Exercise details:
Read the data below. Every line holding the string "JSON" must be copied.
_ _ _ _
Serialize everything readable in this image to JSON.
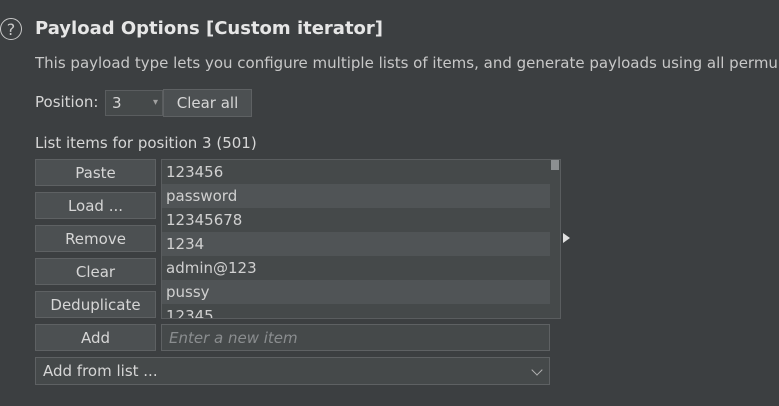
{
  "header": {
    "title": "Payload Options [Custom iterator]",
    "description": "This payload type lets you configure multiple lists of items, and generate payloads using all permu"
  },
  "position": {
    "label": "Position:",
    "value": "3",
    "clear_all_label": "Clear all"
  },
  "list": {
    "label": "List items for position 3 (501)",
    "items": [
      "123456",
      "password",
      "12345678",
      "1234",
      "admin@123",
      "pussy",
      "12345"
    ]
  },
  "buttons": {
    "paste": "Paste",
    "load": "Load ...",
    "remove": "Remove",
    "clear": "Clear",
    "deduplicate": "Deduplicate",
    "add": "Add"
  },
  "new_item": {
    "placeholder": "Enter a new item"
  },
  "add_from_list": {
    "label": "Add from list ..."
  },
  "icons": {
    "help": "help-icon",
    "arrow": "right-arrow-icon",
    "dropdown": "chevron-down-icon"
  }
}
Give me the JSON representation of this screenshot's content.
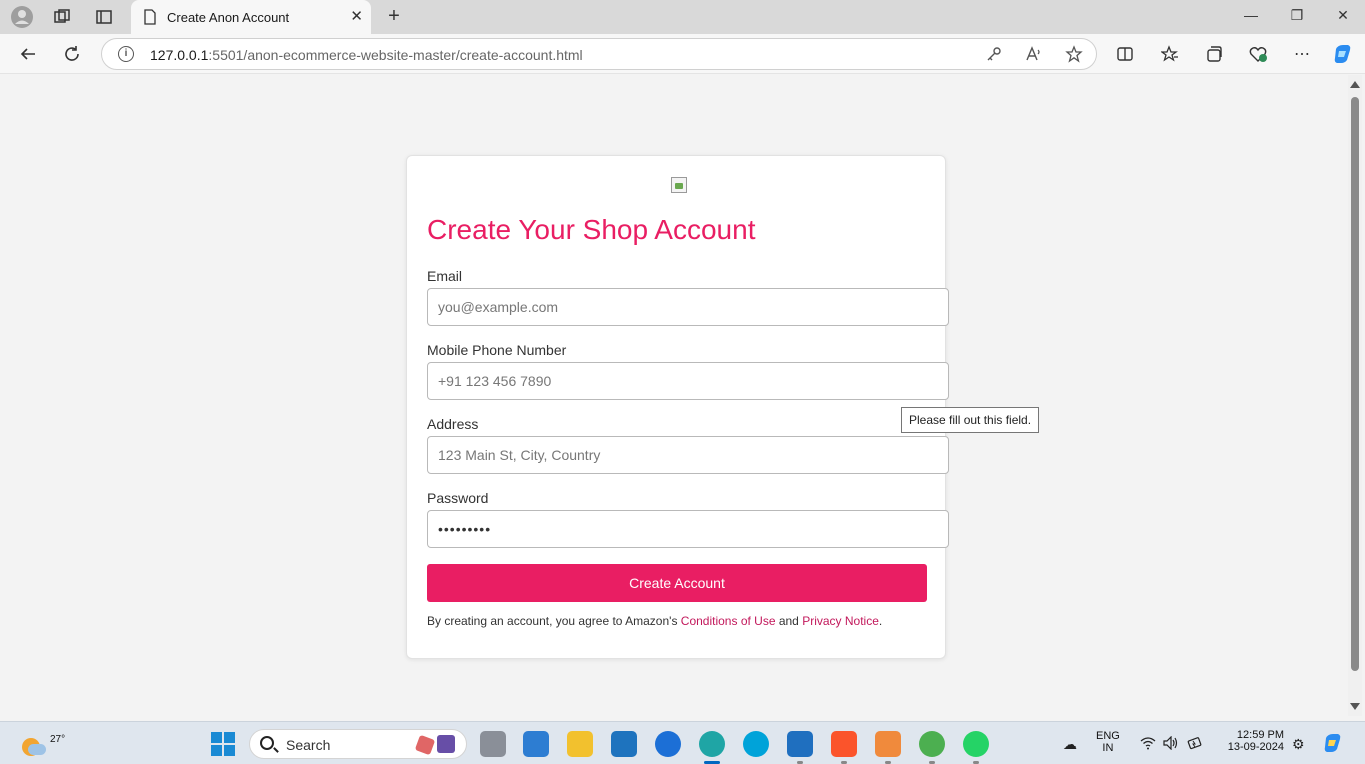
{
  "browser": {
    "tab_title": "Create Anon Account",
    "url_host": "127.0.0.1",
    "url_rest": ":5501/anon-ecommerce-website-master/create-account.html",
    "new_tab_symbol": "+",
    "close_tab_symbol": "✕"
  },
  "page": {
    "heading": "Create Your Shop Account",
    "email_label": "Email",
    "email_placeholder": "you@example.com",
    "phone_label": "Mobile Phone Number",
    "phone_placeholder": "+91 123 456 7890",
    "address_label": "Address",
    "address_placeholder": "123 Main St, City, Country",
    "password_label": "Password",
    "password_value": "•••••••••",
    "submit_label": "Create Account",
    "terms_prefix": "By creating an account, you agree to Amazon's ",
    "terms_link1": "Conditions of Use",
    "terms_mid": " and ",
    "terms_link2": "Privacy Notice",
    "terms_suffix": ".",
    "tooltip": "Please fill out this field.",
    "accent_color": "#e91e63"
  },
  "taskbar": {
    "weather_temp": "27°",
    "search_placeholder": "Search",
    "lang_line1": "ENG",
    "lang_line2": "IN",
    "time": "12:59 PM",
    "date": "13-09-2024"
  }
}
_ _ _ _
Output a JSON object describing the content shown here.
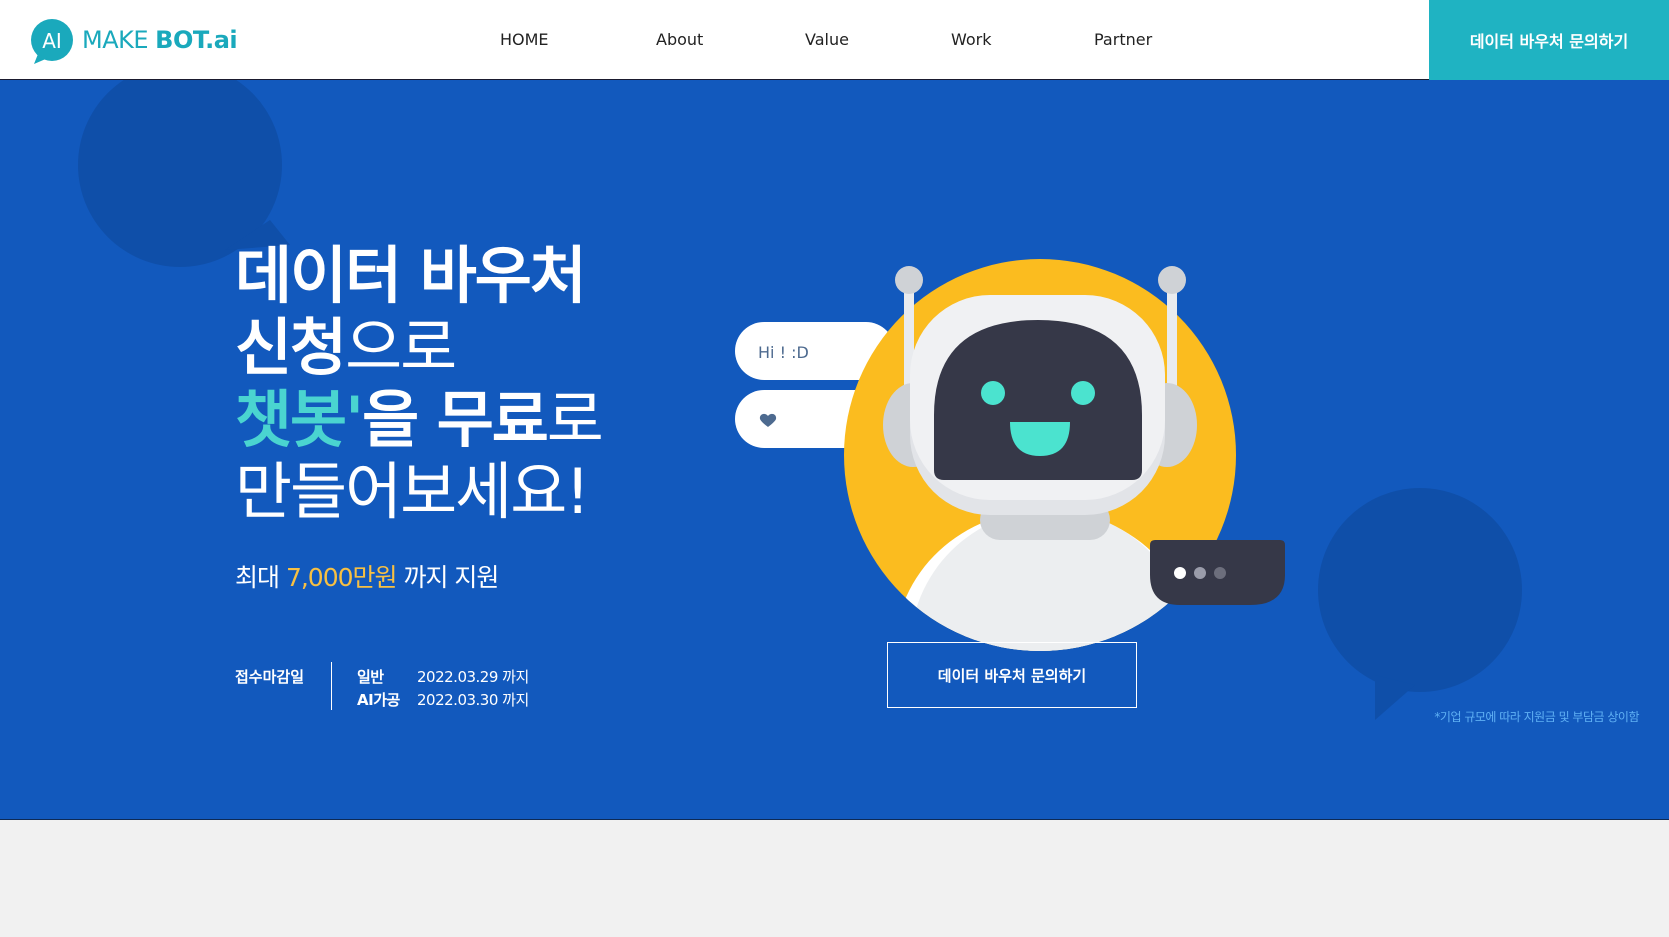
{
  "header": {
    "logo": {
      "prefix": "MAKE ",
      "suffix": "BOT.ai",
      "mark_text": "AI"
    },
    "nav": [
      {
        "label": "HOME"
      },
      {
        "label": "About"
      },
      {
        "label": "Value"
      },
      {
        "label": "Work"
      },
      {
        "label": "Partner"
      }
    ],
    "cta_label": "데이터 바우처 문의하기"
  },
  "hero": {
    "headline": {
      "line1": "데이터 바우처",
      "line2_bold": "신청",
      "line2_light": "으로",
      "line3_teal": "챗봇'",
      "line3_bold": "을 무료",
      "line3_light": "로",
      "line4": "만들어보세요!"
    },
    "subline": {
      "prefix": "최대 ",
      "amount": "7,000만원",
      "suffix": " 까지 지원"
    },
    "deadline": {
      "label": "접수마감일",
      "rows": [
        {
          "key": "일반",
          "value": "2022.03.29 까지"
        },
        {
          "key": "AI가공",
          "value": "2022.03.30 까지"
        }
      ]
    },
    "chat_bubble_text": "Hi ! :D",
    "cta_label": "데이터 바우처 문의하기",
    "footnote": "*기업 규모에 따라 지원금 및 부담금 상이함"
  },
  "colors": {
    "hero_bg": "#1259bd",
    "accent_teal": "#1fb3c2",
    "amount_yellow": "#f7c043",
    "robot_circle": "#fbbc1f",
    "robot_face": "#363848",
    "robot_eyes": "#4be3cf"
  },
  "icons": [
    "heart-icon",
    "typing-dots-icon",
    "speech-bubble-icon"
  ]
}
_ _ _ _
Result:
Serialize everything readable in this image to JSON.
Give me the JSON representation of this screenshot's content.
Output a JSON object describing the content shown here.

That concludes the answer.